- Ensure your computer sound device has up-to-date drivers specifically intended for your particular computer model and operating system, as provided by the motherboard or sound device manufacturer. Driver problems can cause speed and other recording issues.
- If you are recording with a USB or Firewire interface, sample rates and number of recording channels must be the same everywhere. Match the Audacity project rate and the number of recording channels set in the Audacity preferences with those specified:
- If you receive crackling while playing and recording, try increasing the "audio to buffer" setting in the in current Audacity.
- If you suspect recording dropouts as the cause of loss of synchronisation, read our tips about managing computer resources.
To fix recordings already made which are out of step with other tracks, you can use; only a very modest speed change will be needed.
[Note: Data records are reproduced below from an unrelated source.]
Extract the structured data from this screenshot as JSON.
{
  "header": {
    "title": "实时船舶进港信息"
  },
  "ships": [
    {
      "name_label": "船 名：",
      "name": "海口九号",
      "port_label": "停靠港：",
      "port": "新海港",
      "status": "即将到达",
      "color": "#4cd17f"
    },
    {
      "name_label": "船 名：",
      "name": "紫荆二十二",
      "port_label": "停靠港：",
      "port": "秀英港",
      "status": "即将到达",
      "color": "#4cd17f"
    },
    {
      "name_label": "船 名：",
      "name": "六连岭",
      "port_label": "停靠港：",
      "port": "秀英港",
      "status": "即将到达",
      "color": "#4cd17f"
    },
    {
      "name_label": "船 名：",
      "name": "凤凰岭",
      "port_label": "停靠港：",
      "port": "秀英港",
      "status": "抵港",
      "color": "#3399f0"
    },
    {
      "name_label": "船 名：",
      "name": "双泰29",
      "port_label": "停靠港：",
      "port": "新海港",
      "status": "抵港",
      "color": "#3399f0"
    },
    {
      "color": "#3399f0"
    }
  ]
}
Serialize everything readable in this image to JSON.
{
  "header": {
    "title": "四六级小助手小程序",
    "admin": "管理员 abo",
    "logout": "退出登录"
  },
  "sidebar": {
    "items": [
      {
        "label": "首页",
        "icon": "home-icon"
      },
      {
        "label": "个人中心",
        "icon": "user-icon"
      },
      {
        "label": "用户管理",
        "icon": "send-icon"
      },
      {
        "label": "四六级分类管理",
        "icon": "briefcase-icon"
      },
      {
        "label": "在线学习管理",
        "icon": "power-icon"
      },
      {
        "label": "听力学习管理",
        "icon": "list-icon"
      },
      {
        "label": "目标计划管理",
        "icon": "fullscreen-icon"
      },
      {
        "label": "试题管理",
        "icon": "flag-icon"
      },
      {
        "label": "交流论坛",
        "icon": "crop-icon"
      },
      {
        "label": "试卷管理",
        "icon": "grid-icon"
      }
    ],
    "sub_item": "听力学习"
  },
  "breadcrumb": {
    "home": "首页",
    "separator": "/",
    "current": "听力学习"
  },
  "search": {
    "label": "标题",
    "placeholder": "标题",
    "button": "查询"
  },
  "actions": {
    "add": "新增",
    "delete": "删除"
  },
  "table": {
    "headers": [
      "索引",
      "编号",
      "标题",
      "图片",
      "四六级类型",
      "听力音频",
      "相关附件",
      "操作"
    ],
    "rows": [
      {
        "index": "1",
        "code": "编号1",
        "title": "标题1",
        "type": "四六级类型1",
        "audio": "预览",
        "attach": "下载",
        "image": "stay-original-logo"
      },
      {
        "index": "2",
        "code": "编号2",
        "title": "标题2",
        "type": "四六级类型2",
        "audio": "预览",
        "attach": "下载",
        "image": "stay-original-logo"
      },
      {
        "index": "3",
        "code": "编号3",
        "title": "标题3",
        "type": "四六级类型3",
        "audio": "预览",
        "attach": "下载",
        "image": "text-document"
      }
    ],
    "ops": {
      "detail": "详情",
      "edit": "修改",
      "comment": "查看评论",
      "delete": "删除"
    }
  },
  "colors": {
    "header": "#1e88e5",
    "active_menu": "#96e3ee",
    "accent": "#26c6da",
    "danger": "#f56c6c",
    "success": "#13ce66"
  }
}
Speed variation while recording
This is rare, but if you have this problem, it's definitely not software! See Improving Recording Quality.
HOW TO open a too large Audacity project
Recently i run into a problem where audacity just wouldn't open my 11GB gigantic project. I did a recording of a radio show for about 9 hours. What i did was to divide the project into smaller ones - each about 2 hours. My recording was in stereo, 44100kHz, 16Bit.
- 1 - make a backup copy of your .aup file (name it project_orig.aup).
- 2 - make a template copy of your .aup file (name it project_templ.aup).
- 3 - open project_templ.aup and delete the contents between the <sequence ...></sequence> tags, contained in <wavetrack>. Note that there are 2 <wavetrack> tags in a stereo file!. You'll use this template to copy <waveblock> tags into.
- 4 - copy project_templ.aup to project.aup, open it and find the attribute "numsamples" in the <sequence ...> tag you already know. divide numsamples value by the number of parts you will divide your project into. i got something like 309000000. i rounded it off to 300.000.000. delete this numsamples="xxx" attribute of the <sequence ...> tag in both channels. audacity seems not to need it.
- 5 - copy the <waveblock ...> tags until their start attribute value exceed 300000000(x count of repetition) between each <sequence ...> </sequence> tags. note, for a stereo file you'll have to do this twice because there are two seperate channels (contained in wavetrack)... but i already mentioned this.
- 6 - bhu.. quite large file.
- 7 - open this project.aup file
- 8 - When audacity ask you "Project check found XXXX orphaned blockfile[s]. ...", answer with "Continue without deleting" - because this this was just intended.
- 9 - edit as you need. best thing is to export the file to a new aup project, flac, ogg or whatever.
- 10 - repeat the steps 5-9 until you're done.
- 11 - praise audacity because you wouldn't be able to record such a huge project with wavelab on windows.
- Audacity 1.3.7 (from Ubuntu repositories)
- Ubuntu 9.04 Gnu/Linux
- ext4 Filesystem